Fed to Unveil Plan for 'Fast Payments'Strong Authentication Would Play a Key Role
The Fed's research confirmed interest among consumers and businesses in a faster U.S. payments system, similar to the Faster Payment Service already running in the U.K., Wells says in an interview with Information Security Media Group at the Fraud Summit Chicago.
"Clearly, there's a recognition that faster payments would be beneficial in a lot of use cases," she says. "There's still a lot of use for checks and ACH, but there's also a need for more instant payments as well."
Wells stresses that the Fed won't mandate that banks and credit unions move to a new fast payment mechanism. "We've studied different ways that this could be accomplished in this country given our payment ecostructure," she says. "We're going to put some suggestions out for how we think it might be able to be accomplished."
A move to faster payments would require security enhancements, Wells acknowledges.
"Our thought is that because of the risk of fraud that is heightened with instant payments, especially if there was instant settlement, that there would absolutely need to be heightened authentication," she says. "And we've seen that in other countries as well. The U.K., in fact, has had good success with two-factor authentication for these types of payments."
In the interview, Wells:
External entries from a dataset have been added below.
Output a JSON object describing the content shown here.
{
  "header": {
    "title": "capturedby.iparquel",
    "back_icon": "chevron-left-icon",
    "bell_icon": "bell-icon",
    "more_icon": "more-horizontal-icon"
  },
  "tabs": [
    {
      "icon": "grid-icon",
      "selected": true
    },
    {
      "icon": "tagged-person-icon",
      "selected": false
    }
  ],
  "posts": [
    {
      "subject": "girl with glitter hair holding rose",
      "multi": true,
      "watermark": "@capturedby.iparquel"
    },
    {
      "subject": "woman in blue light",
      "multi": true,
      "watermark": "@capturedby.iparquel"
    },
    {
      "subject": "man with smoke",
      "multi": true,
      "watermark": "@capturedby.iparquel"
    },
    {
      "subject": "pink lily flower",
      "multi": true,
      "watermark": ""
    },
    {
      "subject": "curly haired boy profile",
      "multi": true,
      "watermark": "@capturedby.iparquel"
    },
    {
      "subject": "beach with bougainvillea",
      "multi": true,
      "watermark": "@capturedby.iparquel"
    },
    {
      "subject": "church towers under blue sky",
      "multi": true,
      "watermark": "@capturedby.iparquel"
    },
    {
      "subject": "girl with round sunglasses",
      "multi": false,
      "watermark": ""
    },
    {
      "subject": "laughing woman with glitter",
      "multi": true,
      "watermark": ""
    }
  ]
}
- Acknowledges that creation of a fast-payment system would require that banks and credit unions conduct back-office retooling. "Clearly that's not an easy thing to do, and it's costly. We want to be thinking whether the investment is going to be paying off over the longer term. Our view on that is, yes, it probably would."
- Comments on how the U.S. payment system will evolve over the next five years;
- Points to updates on the project at fedpaymentsimprovement.org.
Wells is vice president, risk officer, for the Federal Reserve Bank of Chicago. Previously, she was an assistant vice president in the financial markets group, where her work focused on policy issues related to risk management in derivatives clearing and settlement and innovations in general purpose payment systems. Before joining the Federal Reserve Bank of Chicago, Wells was a vice president for payment system strategy at Wachovia Corp., and a senior policy analyst in the payment risk area at the Board of Governors of the Federal Reserve System.